Aim of the task ::
Make an exact copy of the records, omitting all images.

Data records for software interfaces
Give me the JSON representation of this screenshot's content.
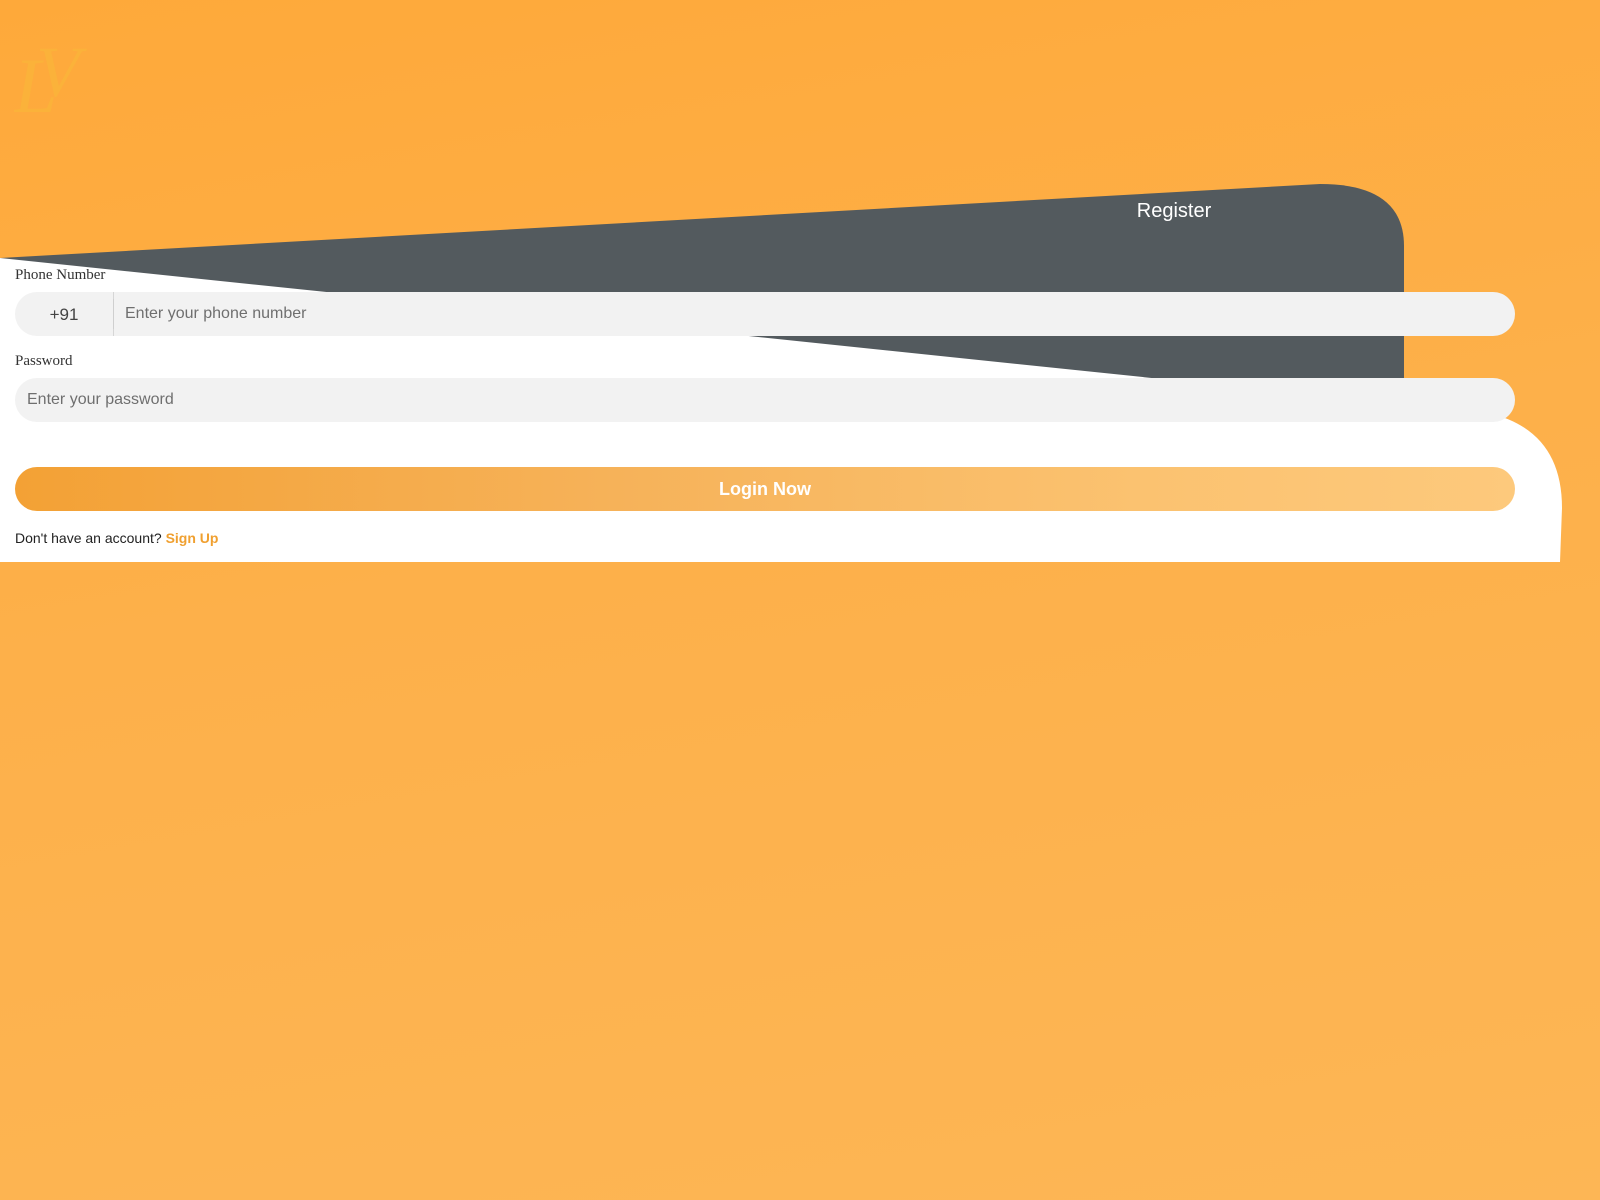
{
  "colors": {
    "background_start": "#fea93a",
    "background_end": "#fdb655",
    "tab_dark": "#535a5e",
    "card_white": "#ffffff",
    "input_background": "#f2f2f2",
    "accent": "#f0a030"
  },
  "icons": {
    "logo": "lv-monogram-icon"
  },
  "tabs": {
    "register_label": "Register"
  },
  "form": {
    "phone": {
      "label": "Phone Number",
      "country_code": "+91",
      "value": "",
      "placeholder": "Enter your phone number"
    },
    "password": {
      "label": "Password",
      "value": "",
      "placeholder": "Enter your password"
    },
    "submit_label": "Login Now",
    "signup_prompt": "Don't have an account?",
    "signup_link": "Sign Up"
  }
}
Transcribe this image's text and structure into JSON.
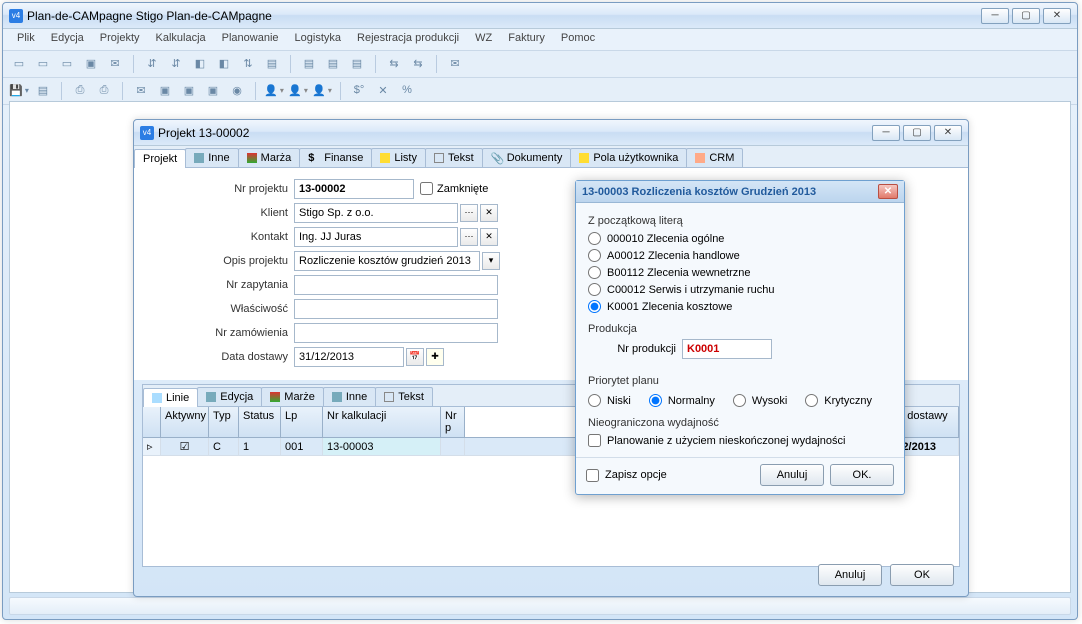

Reply to the exercise ::
Give me the JSON representation of this screenshot's content.
{
  "colors": {
    "background_start": "#fea93a",
    "background_end": "#fdb655",
    "tab_dark": "#535a5e",
    "card_white": "#ffffff",
    "input_background": "#f2f2f2",
    "accent": "#f0a030"
  },
  "icons": {
    "logo": "lv-monogram-icon"
  },
  "tabs": {
    "register_label": "Register"
  },
  "form": {
    "phone": {
      "label": "Phone Number",
      "country_code": "+91",
      "value": "",
      "placeholder": "Enter your phone number"
    },
    "password": {
      "label": "Password",
      "value": "",
      "placeholder": "Enter your password"
    },
    "submit_label": "Login Now",
    "signup_prompt": "Don't have an account?",
    "signup_link": "Sign Up"
  }
}
Transcribe this image's text and structure into JSON.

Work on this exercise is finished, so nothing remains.